HOW TO COMPLETE THIS TASK: Your output should be each line from the material below that has the word "Example".

MATERIAL TO PROCESS START

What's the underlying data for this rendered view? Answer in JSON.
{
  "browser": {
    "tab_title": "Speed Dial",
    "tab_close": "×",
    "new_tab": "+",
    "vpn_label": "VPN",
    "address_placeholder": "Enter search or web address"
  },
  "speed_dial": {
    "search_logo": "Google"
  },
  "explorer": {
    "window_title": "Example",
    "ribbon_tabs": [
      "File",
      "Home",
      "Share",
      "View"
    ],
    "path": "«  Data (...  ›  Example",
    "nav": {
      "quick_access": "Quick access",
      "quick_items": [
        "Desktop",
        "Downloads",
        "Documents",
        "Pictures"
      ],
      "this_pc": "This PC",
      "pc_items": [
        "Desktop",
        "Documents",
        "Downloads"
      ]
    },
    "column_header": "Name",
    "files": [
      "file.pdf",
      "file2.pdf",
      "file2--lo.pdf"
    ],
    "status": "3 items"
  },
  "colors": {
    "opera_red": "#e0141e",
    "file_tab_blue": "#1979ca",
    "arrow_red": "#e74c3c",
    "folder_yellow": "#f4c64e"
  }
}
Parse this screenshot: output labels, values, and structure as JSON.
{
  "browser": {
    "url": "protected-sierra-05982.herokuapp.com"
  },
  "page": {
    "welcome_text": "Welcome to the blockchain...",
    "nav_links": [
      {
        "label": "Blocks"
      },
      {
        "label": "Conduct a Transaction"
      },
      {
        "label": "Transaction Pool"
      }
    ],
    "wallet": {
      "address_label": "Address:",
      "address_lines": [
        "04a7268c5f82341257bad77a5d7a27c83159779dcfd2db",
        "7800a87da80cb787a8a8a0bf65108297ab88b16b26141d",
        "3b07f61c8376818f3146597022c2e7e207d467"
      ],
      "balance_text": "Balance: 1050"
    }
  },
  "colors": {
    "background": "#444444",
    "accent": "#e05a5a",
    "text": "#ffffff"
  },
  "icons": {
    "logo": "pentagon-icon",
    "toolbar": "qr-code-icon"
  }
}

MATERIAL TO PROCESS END

ANSWER TO THIS TASK:
    "window_title": "Example",
    "path": "«  Data (...  ›  Example",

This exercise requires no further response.